On the Linux platform the gamepad worked almost straight-away. All I had to do was to connect the controller using Bluetooth (or USB) and install the pd-hid package. Rest of the work was a matter of configuration in the Pure Data patch. DualShock 4 showed up on the list as three separate HID devices: controller (buttons and sticks), touchpad and motion sensor. Using a [hid] object I was able to receive and process data from the gyroscope.

I found out soon that this process was not as easy on Windows. Initial steps were similar: connecting in to the computer and installing hidio – an external Pd library. The problem was that the gyroscope data was not being transmitted. After an extensive research I have found that people interested in using DS4 for PC games also came across this issue and came up with a solution. Members of gaming community created a software that was capable of emulating Xbox controller using DS4 as input. This software also allowed to remap gyroscope data to one of the joystick axes. I have decide to use software DS4Windows for this purpose.

Three synthesizers

Initially I wanted joystick piano to be made of two synthesizers: one playing monophonic melody and second doing chords. Each of the two XY coordinates would control pitch of one of synthesizers. Later on I have decided to add one more playing bassline, linked to melody synth. All notes depends on globally set music key and master clock BPM tempo. Each synthesizer receives different divisions of the master clock. I configured controls in a similar fashion to my wobble bass patch. Coordinates values (X or Y respectively) are sampled and passed to the synthesizers on each received clock tick. Pitch data is also being scaled and quantized beforehand inside each synthesizer. I have designed custom logic system dedicated to control chords with quantizer switching between preset triads.

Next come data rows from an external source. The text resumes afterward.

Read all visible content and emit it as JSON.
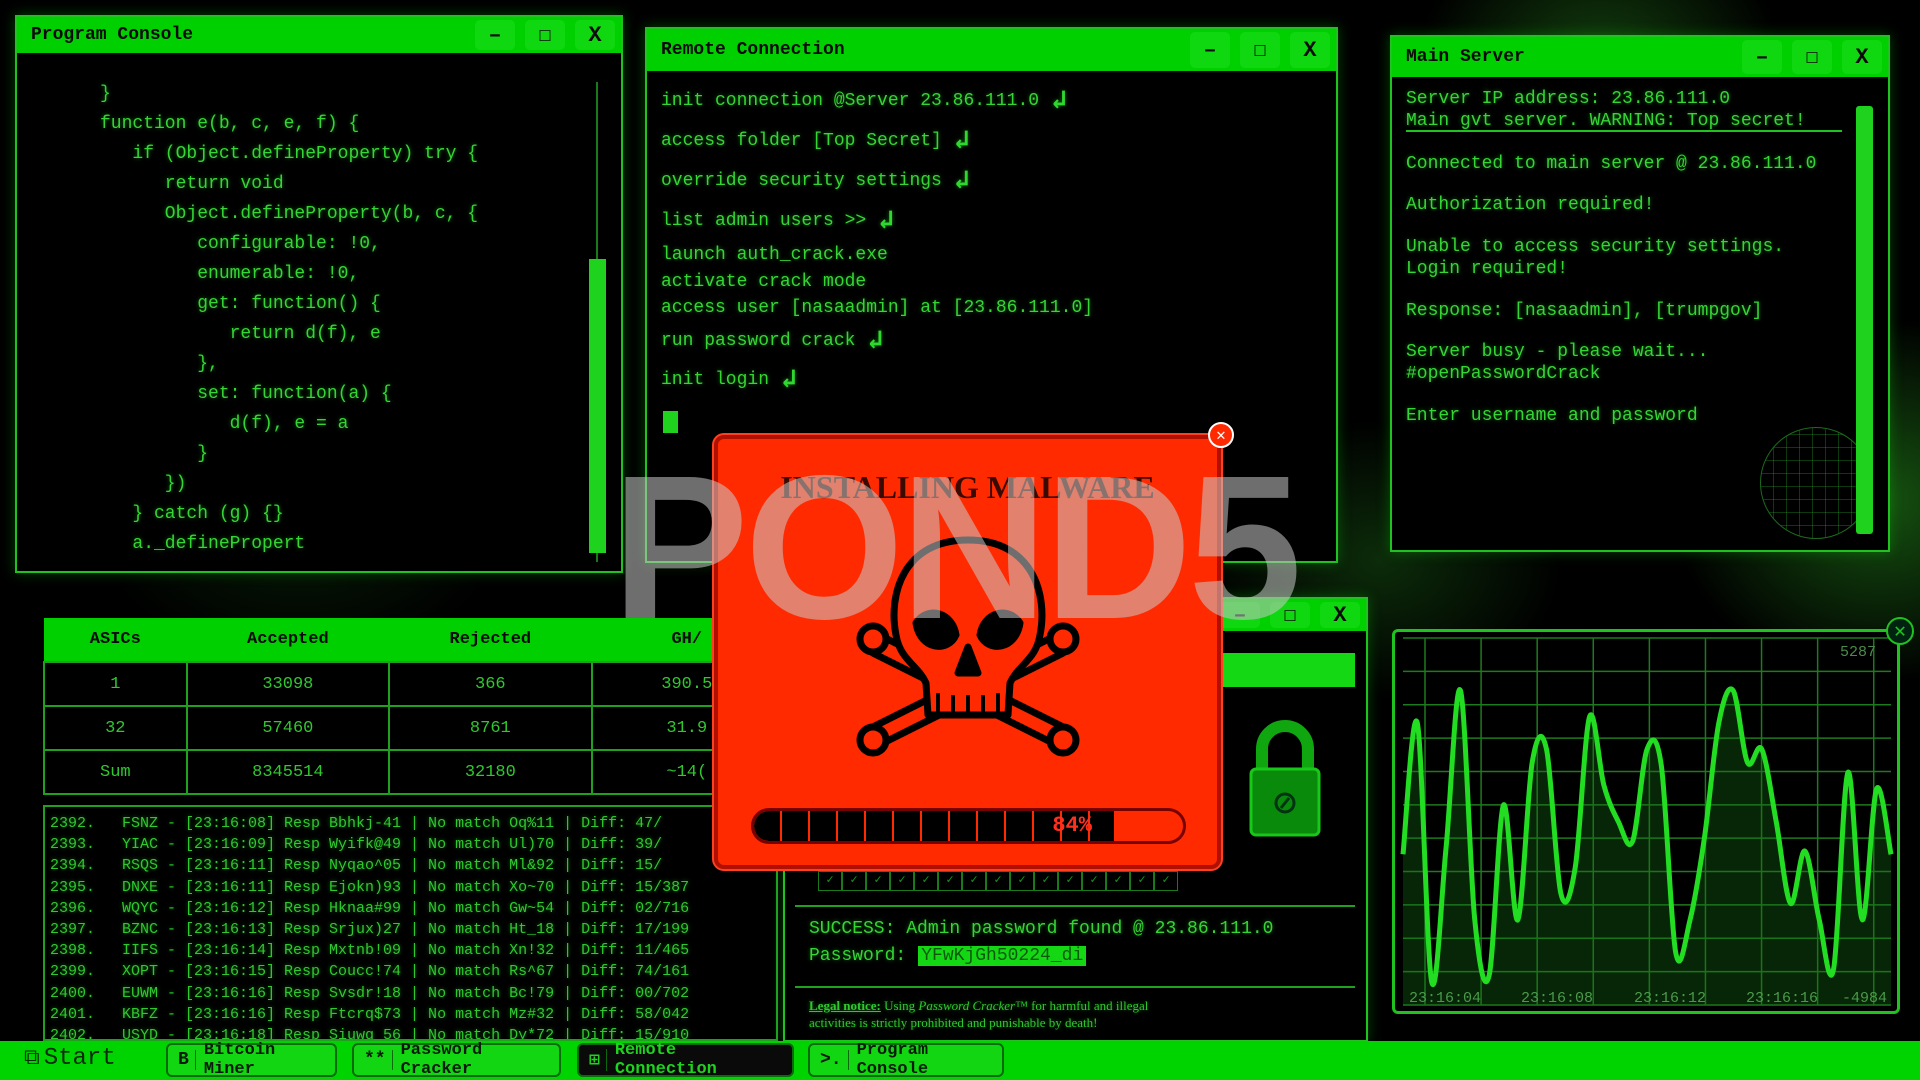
{
  "program_console": {
    "title": "Program Console",
    "lines": [
      "}",
      "function e(b, c, e, f) {",
      "   if (Object.defineProperty) try {",
      "      return void",
      "      Object.defineProperty(b, c, {",
      "         configurable: !0,",
      "         enumerable: !0,",
      "         get: function() {",
      "            return d(f), e",
      "         },",
      "         set: function(a) {",
      "            d(f), e = a",
      "         }",
      "      })",
      "   } catch (g) {}",
      "   a._definePropert"
    ]
  },
  "remote_connection": {
    "title": "Remote Connection",
    "lines": [
      {
        "text": "init connection @Server 23.86.111.0",
        "enter": true
      },
      {
        "text": "access folder [Top Secret]",
        "enter": true
      },
      {
        "text": "override security settings",
        "enter": true
      },
      {
        "text": "list admin users >>",
        "enter": true
      },
      {
        "text": "launch auth_crack.exe",
        "enter": false
      },
      {
        "text": "activate crack mode",
        "enter": false
      },
      {
        "text": "access user [nasaadmin] at [23.86.111.0]",
        "enter": false
      },
      {
        "text": "run password crack",
        "enter": true
      },
      {
        "text": "init login",
        "enter": true
      }
    ]
  },
  "main_server": {
    "title": "Main Server",
    "lines": [
      "Server IP address: 23.86.111.0",
      "Main gvt server. WARNING: Top secret!",
      "Connected to main server @ 23.86.111.0",
      "Authorization required!",
      "Unable to access security settings.",
      "Login required!",
      "Response: [nasaadmin], [trumpgov]",
      "Server busy - please wait...",
      "#openPasswordCrack",
      "Enter username and password"
    ]
  },
  "window_controls": {
    "minimize": "–",
    "maximize": "☐",
    "close": "X"
  },
  "bitcoin_table": {
    "headers": [
      "ASICs",
      "Accepted",
      "Rejected",
      "GH/"
    ],
    "rows": [
      [
        "1",
        "33098",
        "366",
        "390.5"
      ],
      [
        "32",
        "57460",
        "8761",
        "31.9"
      ],
      [
        "Sum",
        "8345514",
        "32180",
        "~14("
      ]
    ]
  },
  "log": [
    "2392.   FSNZ - [23:16:08] Resp Bbhkj-41 | No match Oq%11 | Diff: 47/",
    "2393.   YIAC - [23:16:09] Resp Wyifk@49 | No match Ul)70 | Diff: 39/",
    "2394.   RSQS - [23:16:11] Resp Nyqao^05 | No match Ml&92 | Diff: 15/",
    "2395.   DNXE - [23:16:11] Resp Ejokn)93 | No match Xo~70 | Diff: 15/387",
    "2396.   WQYC - [23:16:12] Resp Hknaa#99 | No match Gw~54 | Diff: 02/716",
    "2397.   BZNC - [23:16:13] Resp Srjux)27 | No match Ht_18 | Diff: 17/199",
    "2398.   IIFS - [23:16:14] Resp Mxtnb!09 | No match Xn!32 | Diff: 11/465",
    "2399.   XOPT - [23:16:15] Resp Coucc!74 | No match Rs^67 | Diff: 74/161",
    "2400.   EUWM - [23:16:16] Resp Svsdr!18 | No match Bc!79 | Diff: 00/702",
    "2401.   KBFZ - [23:16:16] Resp Ftcrq$73 | No match Mz#32 | Diff: 58/042",
    "2402.   USYD - [23:16:18] Resp Siuwg 56 | No match Dy*72 | Diff: 15/910"
  ],
  "password_cracker": {
    "success": "SUCCESS: Admin password found @ 23.86.111.0",
    "password_label": "Password:",
    "password_value": "YFwKjGh50224_di",
    "legal_label": "Legal notice:",
    "legal_pre": " Using ",
    "legal_product": "Password Cracker™",
    "legal_post": " for harmful and illegal",
    "legal_line2": "activities is strictly prohibited and punishable by death!",
    "lock_icon": "lock-icon"
  },
  "malware_popup": {
    "title": "INSTALLING MALWARE",
    "progress_percent": 84,
    "progress_label": "84%",
    "icon": "skull-crossbones-icon",
    "color": "#ff2a00"
  },
  "watermark": "POND5",
  "chart_data": {
    "type": "line",
    "title": "",
    "xlabel": "",
    "ylabel": "",
    "max_label": "5287",
    "min_label": "-4984",
    "ylim": [
      -4984,
      5287
    ],
    "grid": true,
    "x_tick_labels": [
      "23:16:04",
      "23:16:08",
      "23:16:12",
      "23:16:16"
    ],
    "x": [
      "23:16:02.5",
      "23:16:03.0",
      "23:16:03.5",
      "23:16:04.0",
      "23:16:04.5",
      "23:16:05.0",
      "23:16:05.5",
      "23:16:06.0",
      "23:16:06.5",
      "23:16:07.0",
      "23:16:07.5",
      "23:16:08.0",
      "23:16:08.5",
      "23:16:09.0",
      "23:16:09.5",
      "23:16:10.0",
      "23:16:10.5",
      "23:16:11.0",
      "23:16:11.5",
      "23:16:12.0",
      "23:16:12.5",
      "23:16:13.0",
      "23:16:13.5",
      "23:16:14.0",
      "23:16:14.5",
      "23:16:15.0",
      "23:16:15.5",
      "23:16:16.0",
      "23:16:16.5",
      "23:16:17.0",
      "23:16:17.5",
      "23:16:18.0",
      "23:16:18.5",
      "23:16:19.0",
      "23:16:19.5"
    ],
    "values": [
      -766,
      2903,
      -4341,
      -582,
      3820,
      -2600,
      -4158,
      610,
      -2600,
      1802,
      2170,
      -1866,
      -1133,
      3086,
      1160,
      152,
      -398,
      2170,
      1710,
      -3517,
      -2600,
      -307,
      2903,
      3820,
      1802,
      2170,
      152,
      -2141,
      -674,
      -2600,
      -3975,
      1527,
      -2600,
      1068,
      -766
    ],
    "line_color": "#22dd22"
  },
  "taskbar": {
    "start": "Start",
    "items": [
      {
        "label": "Bitcoin Miner",
        "icon": "B"
      },
      {
        "label": "Password Cracker",
        "icon": "**"
      },
      {
        "label": "Remote Connection",
        "icon": "⊞",
        "active": true
      },
      {
        "label": "Program Console",
        "icon": ">."
      }
    ]
  },
  "colors": {
    "accent": "#00cf00",
    "text": "#35d535",
    "alert": "#ff2a00"
  }
}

Audio engine

My focus was more on control and sequencing aspects rather than the audio capabilities. From the beginning I wanted all synthesiser to have the same audio engines. Sound engine was evolving along with the development of other part of the project. I have started from creating a subtractive synthesis based piano sound. At some point I have decided that it does not sound convincing. I then have tried to make a simple physical modelling synthesis solution but came to the same conclusion. My last idea was a frequency-modulation synthesis attempt and it finally satisfied my needs for E. Piano sound. I made it using 4 FM operators. There are no controls for sound engine parameters.

Pure data building blocks of the FM E. Piano sound
FM synthesis electric piano sound engine

Range of effects helps putting together sound produced by all synthesizer parts. Voices playing chords are spread over stereo field using a series of amplifiers and three off-setted low frequency oscillators. In the next stage the melody synth is being added to the mix and all combined are going through a stereophonic chorus effect (from my ZD synth). After that bassline is added to the mix and all together go to a tremolo and reverb effects.


I have designed visuals in a way that each synthesizer is linked to a different part of the created image. Controller rotation is represented by position of a white dot moving up-down and left-right respectively. Dot changes size along with melody part amplitude. Circles on tips of the triangle outline represents amplitude of the chord synthesizer. Shape of the edges of the triangle represents wave shape of each of the three voices. Size of the blue triangle corresponds to bassline amplitude. When creating the visuals I did not take into account RPi hardware limitations. This compact computer does not have enough computational power to handle them without overheating. I have decided to remove them from the Linux version.

Short demo of the joystick piano in action.

Find this patch on my github (and RPi version)

DS4Windows – gyro2 preset